A dog's affection is hard to miss.
They wag their tails, or even over do it with the sloppy wet kisses.
But do you ever wonder what's going on behind those puppy dog eyes?
Researchers at Emory University are working to find out.
"What we hope to figure out is what is a dog thinking, and more specifically what are dogs thinking when they look at humans," explains Dr. Gregory Burns.
To get the first look at an active dog brain Dr. Berns spent months training two dogs to stay still in an MRI machine.
They used a simulator so the dogs could get used to the small space and loud machine.
The dogs were taught hand signals that indicated treat or no treat.
"What we're discovering is just how sensitive they are to hand signals, body language, and what parts of their brain are processing that," Berns says.
They found the reward center of the dogs' brains lit up when their owner signaled "treat."
"There may be benefits in terms of service dogs, military dogs, therapy dogs to improve training and the bond with humans," Berns adds.
While this is just the first study, the researchers are planning more and they already have willing, treat-hungry participants.

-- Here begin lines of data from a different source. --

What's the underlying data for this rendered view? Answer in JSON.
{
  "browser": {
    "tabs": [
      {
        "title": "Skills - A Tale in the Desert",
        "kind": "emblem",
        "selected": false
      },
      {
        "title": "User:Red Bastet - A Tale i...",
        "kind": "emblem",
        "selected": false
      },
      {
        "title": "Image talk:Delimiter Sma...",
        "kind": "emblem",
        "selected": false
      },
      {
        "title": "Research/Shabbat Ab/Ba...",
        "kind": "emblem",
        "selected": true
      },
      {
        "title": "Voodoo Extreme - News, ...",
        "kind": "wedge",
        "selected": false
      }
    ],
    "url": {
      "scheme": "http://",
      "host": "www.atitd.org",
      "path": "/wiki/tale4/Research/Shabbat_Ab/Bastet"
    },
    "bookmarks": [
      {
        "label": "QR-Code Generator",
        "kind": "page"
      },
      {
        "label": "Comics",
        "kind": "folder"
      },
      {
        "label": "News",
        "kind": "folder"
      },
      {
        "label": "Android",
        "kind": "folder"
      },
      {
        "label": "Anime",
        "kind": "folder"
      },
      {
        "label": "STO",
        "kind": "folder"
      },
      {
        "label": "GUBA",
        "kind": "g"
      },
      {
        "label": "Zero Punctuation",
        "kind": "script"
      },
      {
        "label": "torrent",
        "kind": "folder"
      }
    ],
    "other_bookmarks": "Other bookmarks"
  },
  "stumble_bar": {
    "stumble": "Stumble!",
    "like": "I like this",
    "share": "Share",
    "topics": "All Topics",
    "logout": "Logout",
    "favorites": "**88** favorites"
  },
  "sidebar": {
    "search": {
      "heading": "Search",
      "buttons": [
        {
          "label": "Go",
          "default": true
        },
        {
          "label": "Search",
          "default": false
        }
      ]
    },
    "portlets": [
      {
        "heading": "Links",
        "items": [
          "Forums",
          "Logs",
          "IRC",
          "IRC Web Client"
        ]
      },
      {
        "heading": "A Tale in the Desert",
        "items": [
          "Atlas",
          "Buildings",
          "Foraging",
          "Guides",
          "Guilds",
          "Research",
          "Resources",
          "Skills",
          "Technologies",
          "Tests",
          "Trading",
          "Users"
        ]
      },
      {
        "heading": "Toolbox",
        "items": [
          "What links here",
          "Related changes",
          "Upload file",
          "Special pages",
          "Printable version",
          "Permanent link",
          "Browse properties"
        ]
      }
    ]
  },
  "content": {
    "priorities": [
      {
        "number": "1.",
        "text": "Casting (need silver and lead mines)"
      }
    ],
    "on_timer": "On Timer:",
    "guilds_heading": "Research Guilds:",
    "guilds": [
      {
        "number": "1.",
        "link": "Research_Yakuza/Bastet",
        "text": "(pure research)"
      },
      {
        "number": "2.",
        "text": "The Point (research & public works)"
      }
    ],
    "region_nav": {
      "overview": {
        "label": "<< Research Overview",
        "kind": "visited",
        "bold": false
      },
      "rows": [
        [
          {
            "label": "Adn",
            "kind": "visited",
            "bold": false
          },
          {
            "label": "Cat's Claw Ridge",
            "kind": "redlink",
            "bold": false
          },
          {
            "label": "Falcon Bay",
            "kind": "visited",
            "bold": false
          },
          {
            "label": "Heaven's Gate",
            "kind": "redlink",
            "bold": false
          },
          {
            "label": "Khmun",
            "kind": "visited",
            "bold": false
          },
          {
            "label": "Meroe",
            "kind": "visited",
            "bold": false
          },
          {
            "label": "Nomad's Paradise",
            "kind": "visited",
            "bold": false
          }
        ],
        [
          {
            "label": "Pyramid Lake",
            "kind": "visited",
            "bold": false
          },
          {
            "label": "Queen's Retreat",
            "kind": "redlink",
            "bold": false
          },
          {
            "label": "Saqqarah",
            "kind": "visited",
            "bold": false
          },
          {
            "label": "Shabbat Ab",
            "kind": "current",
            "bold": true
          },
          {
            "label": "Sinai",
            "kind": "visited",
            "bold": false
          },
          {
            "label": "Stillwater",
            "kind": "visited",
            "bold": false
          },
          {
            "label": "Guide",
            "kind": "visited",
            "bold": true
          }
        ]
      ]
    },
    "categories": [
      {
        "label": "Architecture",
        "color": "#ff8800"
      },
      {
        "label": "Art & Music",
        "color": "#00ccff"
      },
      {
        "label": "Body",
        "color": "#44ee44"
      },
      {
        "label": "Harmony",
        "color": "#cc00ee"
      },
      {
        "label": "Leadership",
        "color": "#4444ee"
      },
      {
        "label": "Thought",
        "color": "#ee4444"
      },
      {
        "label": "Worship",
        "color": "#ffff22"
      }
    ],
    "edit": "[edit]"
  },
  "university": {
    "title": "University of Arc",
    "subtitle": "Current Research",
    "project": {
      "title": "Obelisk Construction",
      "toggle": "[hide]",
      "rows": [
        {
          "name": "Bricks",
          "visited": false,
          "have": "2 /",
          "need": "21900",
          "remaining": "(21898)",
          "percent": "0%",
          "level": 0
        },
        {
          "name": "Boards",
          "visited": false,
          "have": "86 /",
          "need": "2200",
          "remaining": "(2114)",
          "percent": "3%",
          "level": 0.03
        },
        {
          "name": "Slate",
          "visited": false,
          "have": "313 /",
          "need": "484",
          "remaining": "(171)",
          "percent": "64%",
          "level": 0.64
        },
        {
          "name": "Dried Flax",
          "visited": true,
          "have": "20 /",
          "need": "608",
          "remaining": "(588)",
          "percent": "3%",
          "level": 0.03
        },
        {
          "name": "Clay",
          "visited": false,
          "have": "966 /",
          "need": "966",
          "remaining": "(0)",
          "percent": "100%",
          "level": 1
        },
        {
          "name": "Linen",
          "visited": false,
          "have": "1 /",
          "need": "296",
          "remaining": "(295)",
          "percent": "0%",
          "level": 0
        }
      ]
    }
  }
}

The researchers also hope to study two dogs at once to catch a glimpse at what's going in a dog's brain when they see one of their furry friends, and to determine whether dogs have their own, inter-species language.